Socially responsible stocks offer investors an opportunity to align their financial goals with their personal values, while potentially contributing to positive societal and environmental outcomes.
Investors can navigate socially responsible investing with confidence by acquiring a deep understanding of the core principles, identifying appropriate stocks, constructing a well-diversified portfolio, and staying updated on emerging trends and challenges.
Investing in socially responsible stocks can be a rewarding experience that combines financial growth with a positive impact on society and the environment.
1. What are socially responsible stocks?
Socially responsible stocks are shares of companies that prioritize ethical, environmental, and social best practices while maintaining strong corporate governance. These companies aim to minimize their negative impact on society and the environment while providing sustainable long-term growth and shareholder value.
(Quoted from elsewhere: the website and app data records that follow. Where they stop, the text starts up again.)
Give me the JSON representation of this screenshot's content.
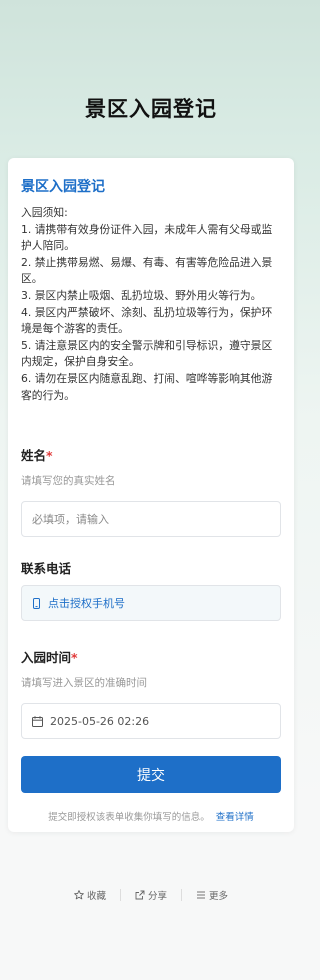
{
  "page_title": "景区入园登记",
  "card": {
    "title": "景区入园登记",
    "notice_heading": "入园须知:",
    "notice_items": [
      "1. 请携带有效身份证件入园，未成年人需有父母或监护人陪同。",
      "2. 禁止携带易燃、易爆、有毒、有害等危险品进入景区。",
      "3. 景区内禁止吸烟、乱扔垃圾、野外用火等行为。",
      "4. 景区内严禁破坏、涂刻、乱扔垃圾等行为，保护环境是每个游客的责任。",
      "5. 请注意景区内的安全警示牌和引导标识，遵守景区内规定，保护自身安全。",
      "6. 请勿在景区内随意乱跑、打闹、喧哗等影响其他游客的行为。"
    ]
  },
  "form": {
    "name": {
      "label": "姓名",
      "required_mark": "*",
      "description": "请填写您的真实姓名",
      "placeholder": "必填项，请输入",
      "value": ""
    },
    "phone": {
      "label": "联系电话",
      "button_label": "点击授权手机号",
      "icon": "phone-icon"
    },
    "entry_time": {
      "label": "入园时间",
      "required_mark": "*",
      "description": "请填写进入景区的准确时间",
      "value": "2025-05-26 02:26",
      "icon": "calendar-icon"
    },
    "submit_label": "提交",
    "consent_text": "提交即授权该表单收集你填写的信息。",
    "consent_link": "查看详情"
  },
  "footer": {
    "favorite_label": "收藏",
    "share_label": "分享",
    "more_label": "更多"
  },
  "colors": {
    "accent": "#1e6fc8",
    "required": "#e13b3b"
  }
}
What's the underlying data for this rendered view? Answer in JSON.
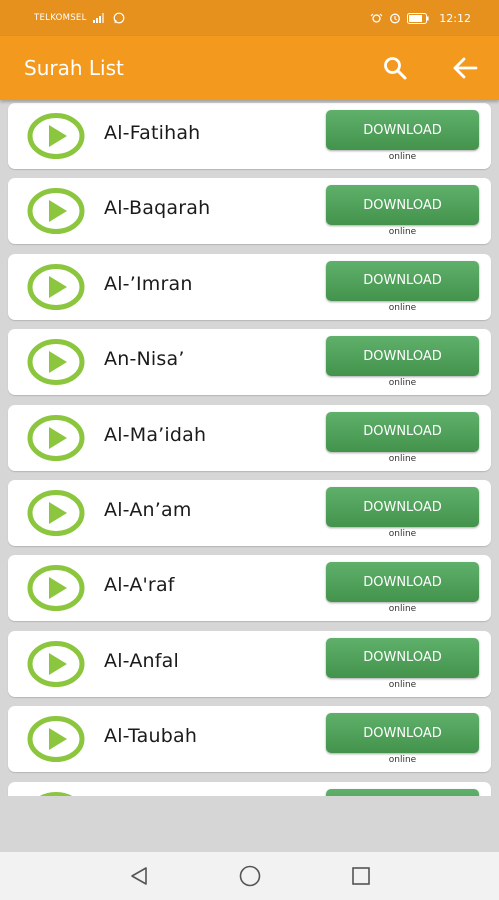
{
  "status_bar": {
    "carrier": "TELKOMSEL",
    "time": "12:12"
  },
  "app_bar": {
    "title": "Surah List",
    "search_icon": "search-icon",
    "back_icon": "arrow-back-icon"
  },
  "colors": {
    "status_bar": "#e6901e",
    "app_bar": "#f39a1e",
    "play_accent": "#8cc63f",
    "download_button": "#4e9f57",
    "background": "#d6d6d6"
  },
  "surahs": [
    {
      "name": "Al-Fatihah",
      "button": "DOWNLOAD",
      "status": "online"
    },
    {
      "name": "Al-Baqarah",
      "button": "DOWNLOAD",
      "status": "online"
    },
    {
      "name": "Al-’Imran",
      "button": "DOWNLOAD",
      "status": "online"
    },
    {
      "name": "An-Nisa’",
      "button": "DOWNLOAD",
      "status": "online"
    },
    {
      "name": "Al-Ma’idah",
      "button": "DOWNLOAD",
      "status": "online"
    },
    {
      "name": "Al-An’am",
      "button": "DOWNLOAD",
      "status": "online"
    },
    {
      "name": "Al-A'raf",
      "button": "DOWNLOAD",
      "status": "online"
    },
    {
      "name": "Al-Anfal",
      "button": "DOWNLOAD",
      "status": "online"
    },
    {
      "name": "Al-Taubah",
      "button": "DOWNLOAD",
      "status": "online"
    }
  ],
  "nav_bar": {
    "back_icon": "nav-back-icon",
    "home_icon": "nav-home-icon",
    "recents_icon": "nav-recents-icon"
  }
}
2. How can I identify socially responsible stocks to invest in?
To identify socially responsible stocks, investors can review company reports, consult third-party ESG ratings and assessments, stay informed about industry trends and news articles, and engage with financial advisors who specialize in socially responsible investing.
3. What is the difference between ESG investing, impact investing, and ethical investing?
ESG investing focuses on companies that perform well in environmental, social, and governance criteria. Impact investing seeks investments that generate measurable positive social and environmental outcomes alongside financial returns. Ethical investing involves selecting companies based on specific ethical principles, often using negative and positive screening methods to exclude or include certain industries or practices.
4. What are the potential benefits of investing in socially responsible stocks?
Investing in socially responsible stocks can have a positive impact on society and the environment, align with personal values, provide potential for long-term financial growth, and help manage risk by mitigating potential environmental, social, and governance-related issues.
5. What challenges and limitations should I be aware of when investing in socially responsible stocks?
Investors should be cautious of greenwashing, which occurs when companies exaggerate or misrepresent their environmental and social credentials. Additionally, limited availability of information, subjectivity in ESG assessments, and potential trade-offs between returns and social impact are challenges that investors should consider when investing in socially responsible stocks.